Exercise directions:
In the records that follow, find each line containing "title" and copy it.

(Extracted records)
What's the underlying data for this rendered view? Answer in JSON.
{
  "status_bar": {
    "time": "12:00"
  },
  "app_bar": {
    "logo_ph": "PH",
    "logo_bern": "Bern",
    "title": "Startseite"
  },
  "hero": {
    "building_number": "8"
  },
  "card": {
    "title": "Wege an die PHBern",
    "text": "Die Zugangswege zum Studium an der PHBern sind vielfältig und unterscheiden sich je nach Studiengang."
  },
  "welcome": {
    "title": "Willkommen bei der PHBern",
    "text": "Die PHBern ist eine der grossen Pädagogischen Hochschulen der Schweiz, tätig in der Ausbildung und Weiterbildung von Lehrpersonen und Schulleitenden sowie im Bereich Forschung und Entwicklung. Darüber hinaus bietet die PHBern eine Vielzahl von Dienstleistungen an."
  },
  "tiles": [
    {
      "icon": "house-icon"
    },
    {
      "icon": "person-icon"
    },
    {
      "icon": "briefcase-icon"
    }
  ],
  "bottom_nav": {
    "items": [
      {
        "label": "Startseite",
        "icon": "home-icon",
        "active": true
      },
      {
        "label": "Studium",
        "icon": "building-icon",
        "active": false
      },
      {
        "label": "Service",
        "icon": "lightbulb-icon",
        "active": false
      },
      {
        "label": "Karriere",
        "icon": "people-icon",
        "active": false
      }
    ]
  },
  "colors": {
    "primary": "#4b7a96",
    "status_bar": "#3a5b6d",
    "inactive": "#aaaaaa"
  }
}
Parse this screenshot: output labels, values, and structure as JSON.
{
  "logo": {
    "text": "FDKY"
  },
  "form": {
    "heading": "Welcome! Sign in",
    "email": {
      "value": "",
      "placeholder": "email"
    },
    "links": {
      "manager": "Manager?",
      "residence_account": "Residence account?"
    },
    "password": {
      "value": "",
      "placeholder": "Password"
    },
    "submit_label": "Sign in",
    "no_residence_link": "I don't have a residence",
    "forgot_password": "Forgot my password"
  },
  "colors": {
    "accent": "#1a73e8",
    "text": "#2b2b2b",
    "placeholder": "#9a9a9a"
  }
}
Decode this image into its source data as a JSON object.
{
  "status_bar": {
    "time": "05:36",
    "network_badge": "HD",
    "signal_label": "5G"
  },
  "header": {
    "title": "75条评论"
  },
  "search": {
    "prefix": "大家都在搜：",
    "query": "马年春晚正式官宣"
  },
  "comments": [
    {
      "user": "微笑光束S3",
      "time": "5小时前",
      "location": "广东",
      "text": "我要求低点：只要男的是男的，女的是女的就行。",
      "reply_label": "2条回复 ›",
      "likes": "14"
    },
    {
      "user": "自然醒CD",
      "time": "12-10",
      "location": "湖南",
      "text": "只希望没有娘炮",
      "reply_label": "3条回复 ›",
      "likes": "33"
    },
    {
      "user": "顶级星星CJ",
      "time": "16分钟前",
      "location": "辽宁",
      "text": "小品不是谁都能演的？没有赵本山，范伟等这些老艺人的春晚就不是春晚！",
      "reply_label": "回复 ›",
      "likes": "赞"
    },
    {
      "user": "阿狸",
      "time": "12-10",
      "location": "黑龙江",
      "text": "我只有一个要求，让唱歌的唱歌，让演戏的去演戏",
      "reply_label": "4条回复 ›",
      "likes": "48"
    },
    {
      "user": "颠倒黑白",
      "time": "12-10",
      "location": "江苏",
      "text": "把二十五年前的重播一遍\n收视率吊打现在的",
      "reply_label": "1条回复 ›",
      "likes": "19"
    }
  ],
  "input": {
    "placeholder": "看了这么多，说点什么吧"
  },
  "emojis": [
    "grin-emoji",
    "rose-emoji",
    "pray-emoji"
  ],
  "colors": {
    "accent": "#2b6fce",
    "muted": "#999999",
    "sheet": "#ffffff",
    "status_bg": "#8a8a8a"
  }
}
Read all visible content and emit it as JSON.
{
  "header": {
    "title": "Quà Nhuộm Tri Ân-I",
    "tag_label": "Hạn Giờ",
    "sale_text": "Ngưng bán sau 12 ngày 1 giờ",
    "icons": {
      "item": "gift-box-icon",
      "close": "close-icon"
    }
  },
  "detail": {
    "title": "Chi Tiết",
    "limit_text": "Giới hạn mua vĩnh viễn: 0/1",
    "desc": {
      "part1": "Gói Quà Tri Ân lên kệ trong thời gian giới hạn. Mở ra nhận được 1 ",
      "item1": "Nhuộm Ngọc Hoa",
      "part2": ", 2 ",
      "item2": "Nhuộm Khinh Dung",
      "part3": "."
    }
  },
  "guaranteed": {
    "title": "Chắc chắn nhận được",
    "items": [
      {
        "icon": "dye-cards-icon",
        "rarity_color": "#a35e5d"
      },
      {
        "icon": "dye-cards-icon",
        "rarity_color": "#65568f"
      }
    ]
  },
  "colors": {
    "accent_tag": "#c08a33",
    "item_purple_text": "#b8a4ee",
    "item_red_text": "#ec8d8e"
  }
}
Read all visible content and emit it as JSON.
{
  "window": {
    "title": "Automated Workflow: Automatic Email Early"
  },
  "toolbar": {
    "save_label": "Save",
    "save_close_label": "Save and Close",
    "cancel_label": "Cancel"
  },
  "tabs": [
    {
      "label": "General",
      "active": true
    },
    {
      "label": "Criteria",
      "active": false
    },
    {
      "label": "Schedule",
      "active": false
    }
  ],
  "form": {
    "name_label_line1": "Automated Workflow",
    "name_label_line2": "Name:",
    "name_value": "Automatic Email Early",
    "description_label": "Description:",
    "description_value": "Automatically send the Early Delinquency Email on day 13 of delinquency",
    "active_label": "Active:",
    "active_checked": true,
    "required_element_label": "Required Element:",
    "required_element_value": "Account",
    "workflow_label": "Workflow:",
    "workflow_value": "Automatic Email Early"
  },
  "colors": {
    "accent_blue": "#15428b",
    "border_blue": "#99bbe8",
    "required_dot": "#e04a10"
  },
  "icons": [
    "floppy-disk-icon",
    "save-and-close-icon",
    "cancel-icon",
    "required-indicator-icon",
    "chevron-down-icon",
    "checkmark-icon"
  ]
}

Answer to this problem:
    "title": "Startseite"
    "title": "Wege an die PHBern",
    "title": "Willkommen bei der PHBern",
    "title": "75条评论"
    "title": "Quà Nhuộm Tri Ân-I",
    "title": "Chi Tiết",
    "title": "Chắc chắn nhận được",
    "title": "Automated Workflow: Automatic Email Early"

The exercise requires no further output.